Friday, 20 March 2020

Moving on by Sandra Horn



This month has seen the usual joyful preparations for World Book Day. I’m long out of it all now, but still in touch, in various ways, of the doings of younger colleagues – delightful photos and stories of happy and less happy school visits. I thought I might feel a pang or two, but no. Anticipation of a day in a school was always part-happy, part-angsty. I’ve had every kind of welcome from staff, from the top end of kind and courteous to offhand and downright rude on one or two occasions – and I see from other children’s writers that it is not uncommon. I’ve sat ignored in staff rooms and on one unforgettable occasion was accosted furiously with this:
Her: ‘My sister writes stories.’
Me: ‘That’s great!’
Her: ‘Hers are VERY good’ (not-quite hidden message: not like the rubbish you write.)
Me: ‘Have they been published?’
Her: (with raging contempt for me) ‘No.’

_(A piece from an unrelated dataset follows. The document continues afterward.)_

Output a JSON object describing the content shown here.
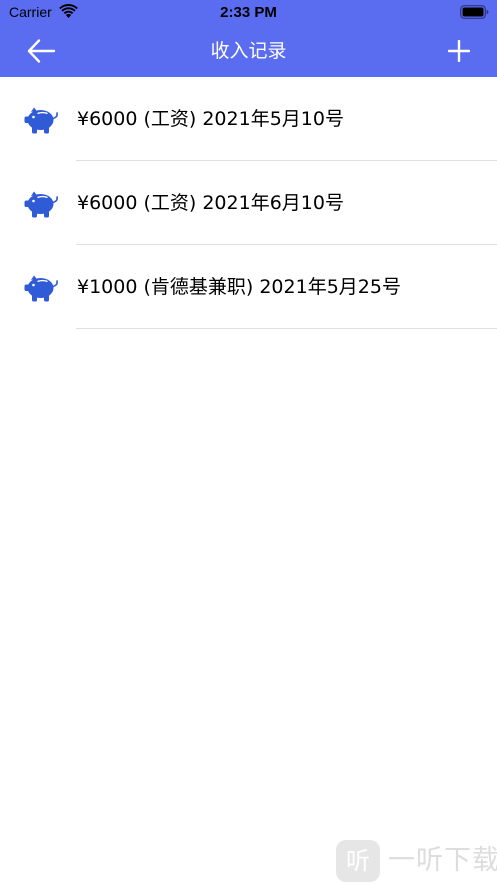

I remember thinking,  once or twice, ‘Good grief! These oafish people are teaching our children!’


On the other hand, and by far the most often, 'Oh great! These teachers are such wonderful people!’




There’s something about being with small children, too, that lifts the spirit – their fresh take on the world, their unselfconsciousness, their wide-eyed enjoyment. 



It has been by and large, a joy and a privilege to have had those years of being a children’s author and everything that came with it; some wonderful editors, among which Fiona Kenshole and Isabel Boissier shine out like stars. Some brilliant illustrators, whose skills left me breathless with admiration. No pangs now it’s all behind me? Well, there are still a couple of stories I couldn’t place with publishers, but hey! That’s how it goes, as we all know only too well.

Time to move on.

That’s something of a given in life, the ‘time to move on’ thing. If you are lucky enough to be able make that choice rather than having it made for you by circumstance and/or other people, it can be the start of an adventure. I’ve been able to choose the jobs I did, and to move on when I wanted or needed to; to take early retirement when the bureaucrats moved in and the increase in paperwork threatened to overwhelm everything else. Then setting up the Clucket Press with Niall my husband eased the transition from demanding full-time job to retirement and was the most amazing fun. Our first two books, The Mud Maid and The Giant, are still selling at the Lost Gardens of Heligan, fifteen years on. Tattybogle and Babushka still sell, albeit at a trickle now. We have the last few of each and when they’re gone, we won’t be asking Andersen and Barefoot Books for any more. Our other DIY books have been less successful and they feel now more like a vanity project. Blushworthy. Thank goodness for PoD so we haven’t broken the bank having vast quantities printed!

Accepting that the Clucket Press’s children’s books had come to an end was painfully hard at the time, but we still have a few ISBN numbers… and I have been taking online poetry writing courses with the admirable Live Canon – of which, more in my next blog.

This time of enforced staying at home because of Covid19 has its compensations – lots of time for study. I’m putting a first collection of poems together and I can’t quite believe I just wrote that. Yes, I am. It’s time, at my advanced age, to learn the tools of my trade rather than getting by on seat-of-the-pants as I have before. There will be just a few copies for friends and family (although I seem to be surrounded by people who don’t like or don’t ‘get’ poetry!).
Onwards! 


3 comments:

Umberto Tosi said...

Thanks for bringing back some sweet, some delightful and a few annoying memories of being a volunteer teachers' aide at my daughter grammar school, managing a room full of first graders always brought surprises and lifted my spirits, as such experiences have done yours.

Bill Kirton said...

Me too, Sandra, and alongside the 'part-happy, part-angsty' bit there seemed, invariably, to be the feeling of satisfaction afterwards and the sense that it was worthwhile. Unlike with adults, with kids you know where you are.

Susan Price said...

Phew! With the title, 'Moving On,' I thought you were leaving us, Sandra! Thank goodness you're not.
Good luck with the poetry collection. I've enjoyed the poems you've shared with us very much.
Oh -- and those downright rude teachers (and others) who are seething with fury and jealousy because you're published and they're not? I've met some too. It always makes me hope that, when I'm seething with jealousy, I hide it better.